**What this task involves**
All records must be restated word for word.

**Interface dataset entries**
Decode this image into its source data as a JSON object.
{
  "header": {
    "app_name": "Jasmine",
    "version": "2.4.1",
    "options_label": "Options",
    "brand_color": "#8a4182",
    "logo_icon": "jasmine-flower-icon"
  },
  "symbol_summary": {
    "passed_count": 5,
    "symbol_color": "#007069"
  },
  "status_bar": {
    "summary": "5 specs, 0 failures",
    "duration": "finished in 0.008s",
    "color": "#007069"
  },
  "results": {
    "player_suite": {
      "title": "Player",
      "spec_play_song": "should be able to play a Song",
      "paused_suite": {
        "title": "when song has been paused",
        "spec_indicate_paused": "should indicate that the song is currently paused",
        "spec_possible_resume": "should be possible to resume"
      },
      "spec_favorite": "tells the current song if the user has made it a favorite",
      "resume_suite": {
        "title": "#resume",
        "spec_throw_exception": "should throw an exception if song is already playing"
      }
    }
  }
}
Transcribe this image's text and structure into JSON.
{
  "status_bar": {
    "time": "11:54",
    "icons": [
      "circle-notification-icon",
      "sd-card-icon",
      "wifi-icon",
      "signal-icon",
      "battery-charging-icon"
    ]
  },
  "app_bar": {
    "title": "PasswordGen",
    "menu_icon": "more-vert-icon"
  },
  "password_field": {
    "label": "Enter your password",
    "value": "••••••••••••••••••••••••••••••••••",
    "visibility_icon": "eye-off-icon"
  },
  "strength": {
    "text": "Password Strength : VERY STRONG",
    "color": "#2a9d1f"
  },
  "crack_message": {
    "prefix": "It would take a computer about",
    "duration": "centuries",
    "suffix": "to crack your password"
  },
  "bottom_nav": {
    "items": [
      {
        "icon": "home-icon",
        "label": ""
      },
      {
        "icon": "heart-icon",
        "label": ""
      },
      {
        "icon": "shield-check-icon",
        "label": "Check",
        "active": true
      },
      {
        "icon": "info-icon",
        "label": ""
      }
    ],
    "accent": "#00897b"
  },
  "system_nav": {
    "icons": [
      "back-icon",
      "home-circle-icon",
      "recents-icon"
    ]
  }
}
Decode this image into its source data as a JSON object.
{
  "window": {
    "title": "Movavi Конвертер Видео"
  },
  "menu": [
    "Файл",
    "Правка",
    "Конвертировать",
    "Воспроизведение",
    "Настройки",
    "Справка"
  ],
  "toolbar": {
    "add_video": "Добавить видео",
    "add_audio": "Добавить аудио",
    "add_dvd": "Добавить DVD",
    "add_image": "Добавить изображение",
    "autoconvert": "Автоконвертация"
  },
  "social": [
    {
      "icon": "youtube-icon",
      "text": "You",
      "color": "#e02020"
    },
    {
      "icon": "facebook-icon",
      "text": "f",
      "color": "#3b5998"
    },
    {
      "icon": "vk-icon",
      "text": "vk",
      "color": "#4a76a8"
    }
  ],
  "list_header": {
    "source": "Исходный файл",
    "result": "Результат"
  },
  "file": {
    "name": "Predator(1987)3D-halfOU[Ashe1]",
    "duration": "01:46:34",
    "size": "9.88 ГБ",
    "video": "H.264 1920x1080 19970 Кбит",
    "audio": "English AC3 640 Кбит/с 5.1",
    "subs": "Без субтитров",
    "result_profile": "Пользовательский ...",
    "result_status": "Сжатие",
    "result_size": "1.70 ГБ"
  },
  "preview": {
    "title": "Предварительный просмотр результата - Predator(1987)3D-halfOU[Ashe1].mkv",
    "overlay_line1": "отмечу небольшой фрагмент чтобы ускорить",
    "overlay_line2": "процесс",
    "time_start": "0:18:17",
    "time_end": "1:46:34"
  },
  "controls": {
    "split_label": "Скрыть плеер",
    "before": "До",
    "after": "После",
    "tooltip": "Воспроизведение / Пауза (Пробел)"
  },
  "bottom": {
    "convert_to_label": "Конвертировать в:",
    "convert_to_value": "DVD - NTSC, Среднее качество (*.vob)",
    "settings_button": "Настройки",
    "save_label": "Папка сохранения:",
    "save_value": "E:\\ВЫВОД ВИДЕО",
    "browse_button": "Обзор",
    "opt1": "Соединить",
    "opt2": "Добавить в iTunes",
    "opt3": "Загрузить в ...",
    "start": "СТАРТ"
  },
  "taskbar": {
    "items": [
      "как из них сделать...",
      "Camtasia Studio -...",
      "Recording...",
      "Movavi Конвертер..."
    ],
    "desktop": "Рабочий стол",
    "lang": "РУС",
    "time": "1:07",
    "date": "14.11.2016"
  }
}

**Your solution**
Decode this image into its source data as a JSON object.
{
  "header": {
    "app_name": "Jasmine",
    "version": "2.4.1",
    "options_label": "Options",
    "brand_color": "#8a4182",
    "logo_icon": "jasmine-flower-icon"
  },
  "symbol_summary": {
    "passed_count": 5,
    "symbol_color": "#007069"
  },
  "status_bar": {
    "summary": "5 specs, 0 failures",
    "duration": "finished in 0.008s",
    "color": "#007069"
  },
  "results": {
    "player_suite": {
      "title": "Player",
      "spec_play_song": "should be able to play a Song",
      "paused_suite": {
        "title": "when song has been paused",
        "spec_indicate_paused": "should indicate that the song is currently paused",
        "spec_possible_resume": "should be possible to resume"
      },
      "spec_favorite": "tells the current song if the user has made it a favorite",
      "resume_suite": {
        "title": "#resume",
        "spec_throw_exception": "should throw an exception if song is already playing"
      }
    }
  }
}
Transcribe this image's text and structure into JSON.
{
  "status_bar": {
    "time": "11:54",
    "icons": [
      "circle-notification-icon",
      "sd-card-icon",
      "wifi-icon",
      "signal-icon",
      "battery-charging-icon"
    ]
  },
  "app_bar": {
    "title": "PasswordGen",
    "menu_icon": "more-vert-icon"
  },
  "password_field": {
    "label": "Enter your password",
    "value": "••••••••••••••••••••••••••••••••••",
    "visibility_icon": "eye-off-icon"
  },
  "strength": {
    "text": "Password Strength : VERY STRONG",
    "color": "#2a9d1f"
  },
  "crack_message": {
    "prefix": "It would take a computer about",
    "duration": "centuries",
    "suffix": "to crack your password"
  },
  "bottom_nav": {
    "items": [
      {
        "icon": "home-icon",
        "label": ""
      },
      {
        "icon": "heart-icon",
        "label": ""
      },
      {
        "icon": "shield-check-icon",
        "label": "Check",
        "active": true
      },
      {
        "icon": "info-icon",
        "label": ""
      }
    ],
    "accent": "#00897b"
  },
  "system_nav": {
    "icons": [
      "back-icon",
      "home-circle-icon",
      "recents-icon"
    ]
  }
}
Decode this image into its source data as a JSON object.
{
  "window": {
    "title": "Movavi Конвертер Видео"
  },
  "menu": [
    "Файл",
    "Правка",
    "Конвертировать",
    "Воспроизведение",
    "Настройки",
    "Справка"
  ],
  "toolbar": {
    "add_video": "Добавить видео",
    "add_audio": "Добавить аудио",
    "add_dvd": "Добавить DVD",
    "add_image": "Добавить изображение",
    "autoconvert": "Автоконвертация"
  },
  "social": [
    {
      "icon": "youtube-icon",
      "text": "You",
      "color": "#e02020"
    },
    {
      "icon": "facebook-icon",
      "text": "f",
      "color": "#3b5998"
    },
    {
      "icon": "vk-icon",
      "text": "vk",
      "color": "#4a76a8"
    }
  ],
  "list_header": {
    "source": "Исходный файл",
    "result": "Результат"
  },
  "file": {
    "name": "Predator(1987)3D-halfOU[Ashe1]",
    "duration": "01:46:34",
    "size": "9.88 ГБ",
    "video": "H.264 1920x1080 19970 Кбит",
    "audio": "English AC3 640 Кбит/с 5.1",
    "subs": "Без субтитров",
    "result_profile": "Пользовательский ...",
    "result_status": "Сжатие",
    "result_size": "1.70 ГБ"
  },
  "preview": {
    "title": "Предварительный просмотр результата - Predator(1987)3D-halfOU[Ashe1].mkv",
    "overlay_line1": "отмечу небольшой фрагмент чтобы ускорить",
    "overlay_line2": "процесс",
    "time_start": "0:18:17",
    "time_end": "1:46:34"
  },
  "controls": {
    "split_label": "Скрыть плеер",
    "before": "До",
    "after": "После",
    "tooltip": "Воспроизведение / Пауза (Пробел)"
  },
  "bottom": {
    "convert_to_label": "Конвертировать в:",
    "convert_to_value": "DVD - NTSC, Среднее качество (*.vob)",
    "settings_button": "Настройки",
    "save_label": "Папка сохранения:",
    "save_value": "E:\\ВЫВОД ВИДЕО",
    "browse_button": "Обзор",
    "opt1": "Соединить",
    "opt2": "Добавить в iTunes",
    "opt3": "Загрузить в ...",
    "start": "СТАРТ"
  },
  "taskbar": {
    "items": [
      "как из них сделать...",
      "Camtasia Studio -...",
      "Recording...",
      "Movavi Конвертер..."
    ],
    "desktop": "Рабочий стол",
    "lang": "РУС",
    "time": "1:07",
    "date": "14.11.2016"
  }
}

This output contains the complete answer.